Alexia is a first-year student nurse from the Philippines. Alexia's mother is a stay-at-home mom, and her father works as a ride operator abroad. Despite working hard, her father's income is only enough for the family's basic needs. In March, Alexia began to experience troubling symptoms, including severe abdominal pain radiating to her back. Alexia was brought to a nearby hospital to be treated. Upon having her ultrasound test, it showed that she was suffering from a gallstone. Alexia has been advised to undergo a cholecystectomy, the surgical removal of the gallbladder. If left untreated, her symptoms will continue to worsen and put him at risk for further health complications in the future. After seeking treatment through our medical partner, World Surgical Foundation Philippines (WSFP), Alexia is scheduled to undergo a cholecystectomy on September 5th. A portion of the cost of the procedure is being supported by the Philippine Health Insurance Corporation, and WSFP is raising the remaining $820 to cover the cost of Alexia's surgery make her care possible. Alexia's mother shared, "We are financially incapable to pay for her medical bills. With this surgery, we don't have to worry about it anymore. I'd like to thank WATSI and World Surgical Foundation Philippines! We're so fortunate to be one of your beneficiaries."

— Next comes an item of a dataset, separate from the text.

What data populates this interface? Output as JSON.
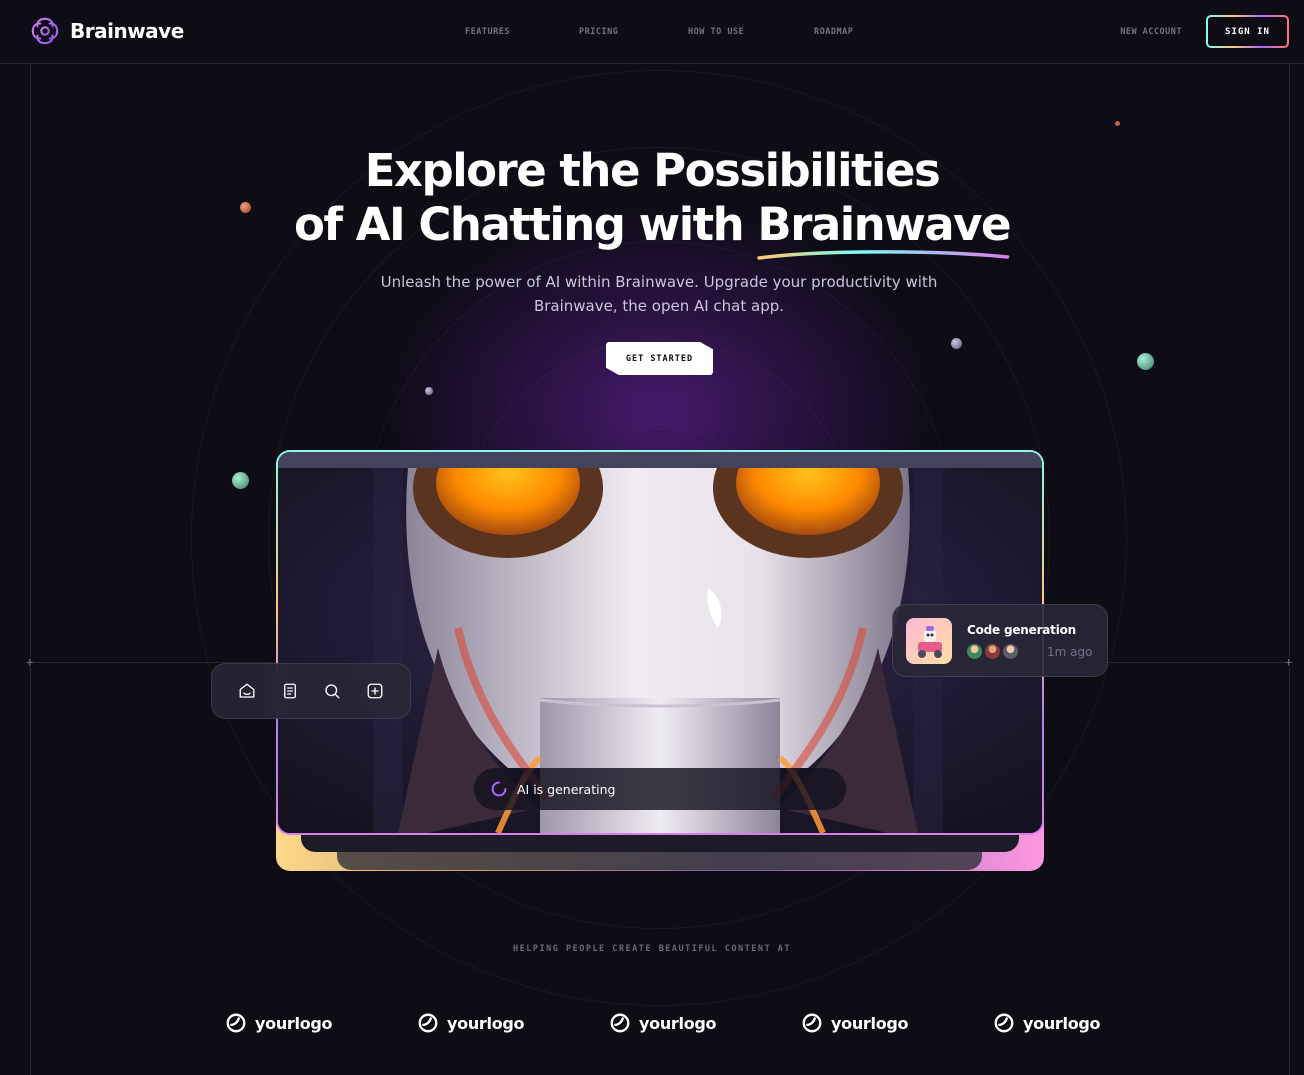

Dorcas is an adorable one-month-old baby from Tanzania who loves being close to her mother. Her mother practices subsistence farming, and she is their family's sole source of income. Dorcas was born with clubfoot, a condition in which the foot is twisted out of shape. Because of this, her right foot is twisted both downwards and inwards. This has made standing up, walking, and wearing shoes very difficult for her. Her mother shares that due to financial difficulties, she is worried about the cost of Dorcas's needed surgery. Fortunately, her family traveled to visit our medical partner's care center, Arusha Lutheran Medical Centre. On August 9th, surgeons will perform clubfoot repair surgery on Dorcas. Our medical partner, African Mission Healthcare Foundation, is requesting $935 to fund this procedure. After treatment, she will be able to walk without straining. Dorcas's mother says, "I will tell my daughter about the help she got here and how it changed her life."